- **Study material**:

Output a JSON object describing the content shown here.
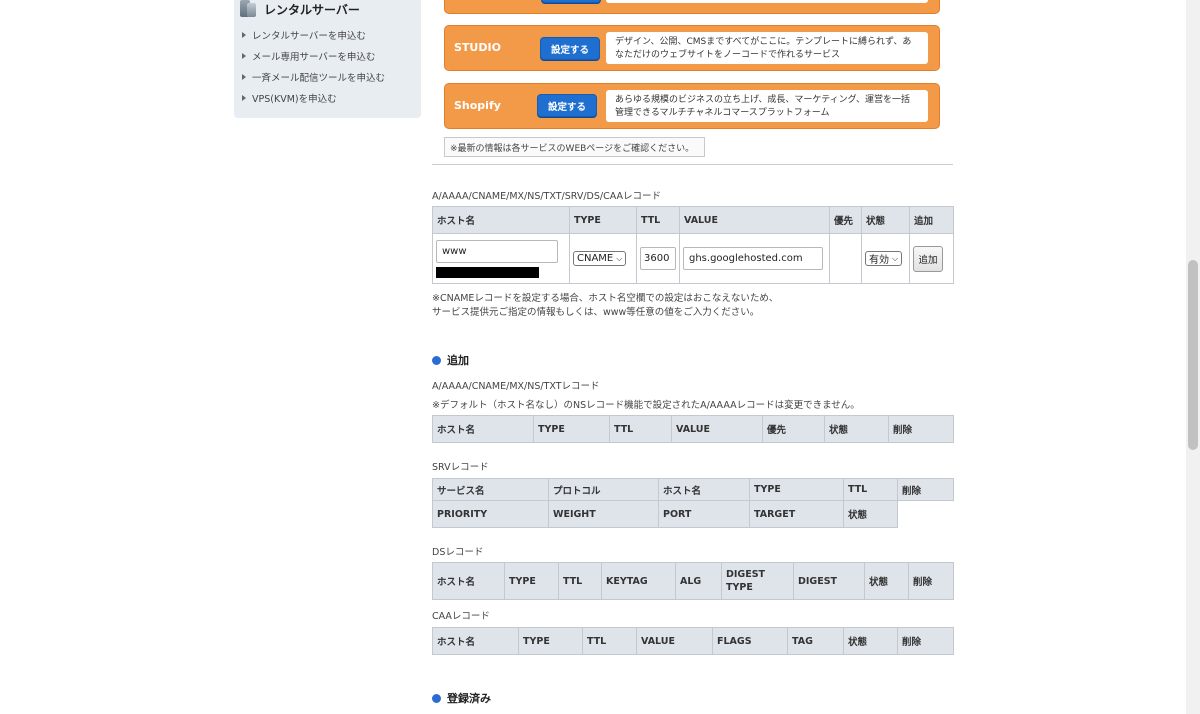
{
  "sidebar": {
    "title": "レンタルサーバー",
    "items": [
      {
        "label": "レンタルサーバーを申込む"
      },
      {
        "label": "メール専用サーバーを申込む"
      },
      {
        "label": "一斉メール配信ツールを申込む"
      },
      {
        "label": "VPS(KVM)を申込む"
      }
    ]
  },
  "services": [
    {
      "name": "STUDIO",
      "button": "設定する",
      "description": "デザイン、公開、CMSまですべてがここに。テンプレートに縛られず、あなただけのウェブサイトをノーコードで作れるサービス"
    },
    {
      "name": "Shopify",
      "button": "設定する",
      "description": "あらゆる規模のビジネスの立ち上げ、成長、マーケティング、運営を一括管理できるマルチチャネルコマースプラットフォーム"
    }
  ],
  "notice": "※最新の情報は各サービスのWEBページをご確認ください。",
  "record_form": {
    "label": "A/AAAA/CNAME/MX/NS/TXT/SRV/DS/CAAレコード",
    "headers": [
      "ホスト名",
      "TYPE",
      "TTL",
      "VALUE",
      "優先",
      "状態",
      "追加"
    ],
    "host": "www",
    "type": "CNAME",
    "ttl": "3600",
    "value": "ghs.googlehosted.com",
    "status": "有効",
    "add_button": "追加",
    "note_line1": "※CNAMEレコードを設定する場合、ホスト名空欄での設定はおこなえないため、",
    "note_line2": "サービス提供元ご指定の情報もしくは、www等任意の値をご入力ください。"
  },
  "add_section": {
    "heading": "追加",
    "general_label": "A/AAAA/CNAME/MX/NS/TXTレコード",
    "general_note": "※デフォルト（ホスト名なし）のNSレコード機能で設定されたA/AAAAレコードは変更できません。",
    "general_headers": [
      "ホスト名",
      "TYPE",
      "TTL",
      "VALUE",
      "優先",
      "状態",
      "削除"
    ],
    "srv_label": "SRVレコード",
    "srv_headers_row1": [
      "サービス名",
      "プロトコル",
      "ホスト名",
      "TYPE",
      "TTL",
      "削除"
    ],
    "srv_headers_row2": [
      "PRIORITY",
      "WEIGHT",
      "PORT",
      "TARGET",
      "状態"
    ],
    "ds_label": "DSレコード",
    "ds_headers": [
      "ホスト名",
      "TYPE",
      "TTL",
      "KEYTAG",
      "ALG",
      "DIGEST TYPE",
      "DIGEST",
      "状態",
      "削除"
    ],
    "caa_label": "CAAレコード",
    "caa_headers": [
      "ホスト名",
      "TYPE",
      "TTL",
      "VALUE",
      "FLAGS",
      "TAG",
      "状態",
      "削除"
    ]
  },
  "registered_section": {
    "heading": "登録済み"
  }
}
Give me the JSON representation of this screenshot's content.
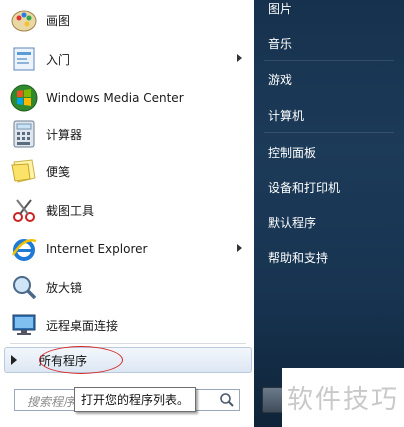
{
  "programs": [
    {
      "label": "画图",
      "icon": "paint-icon",
      "has_arrow": false
    },
    {
      "label": "入门",
      "icon": "getting-started-icon",
      "has_arrow": true
    },
    {
      "label": "Windows Media Center",
      "icon": "media-center-icon",
      "has_arrow": false
    },
    {
      "label": "计算器",
      "icon": "calculator-icon",
      "has_arrow": false
    },
    {
      "label": "便笺",
      "icon": "sticky-notes-icon",
      "has_arrow": false
    },
    {
      "label": "截图工具",
      "icon": "snipping-tool-icon",
      "has_arrow": false
    },
    {
      "label": "Internet Explorer",
      "icon": "internet-explorer-icon",
      "has_arrow": true
    },
    {
      "label": "放大镜",
      "icon": "magnifier-icon",
      "has_arrow": false
    },
    {
      "label": "远程桌面连接",
      "icon": "remote-desktop-icon",
      "has_arrow": false
    }
  ],
  "all_programs": {
    "label": "所有程序"
  },
  "search": {
    "placeholder": "搜索程序",
    "tooltip": "打开您的程序列表。"
  },
  "right_items": [
    "图片",
    "音乐",
    "游戏",
    "计算机",
    "控制面板",
    "设备和打印机",
    "默认程序",
    "帮助和支持"
  ],
  "watermark": {
    "text": "软件技巧"
  },
  "colors": {
    "right_panel": "#1c3b59",
    "highlight_oval": "#d42a2a"
  }
}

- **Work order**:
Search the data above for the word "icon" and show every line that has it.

- **Your solution**:
      "icon": "paint-icon",
      "icon": "getting-started-icon",
      "icon": "media-center-icon",
      "icon": "calculator-icon",
      "icon": "sticky-notes-icon",
      "icon": "snipping-tool-icon",
      "icon": "internet-explorer-icon",
      "icon": "magnifier-icon",
      "icon": "remote-desktop-icon",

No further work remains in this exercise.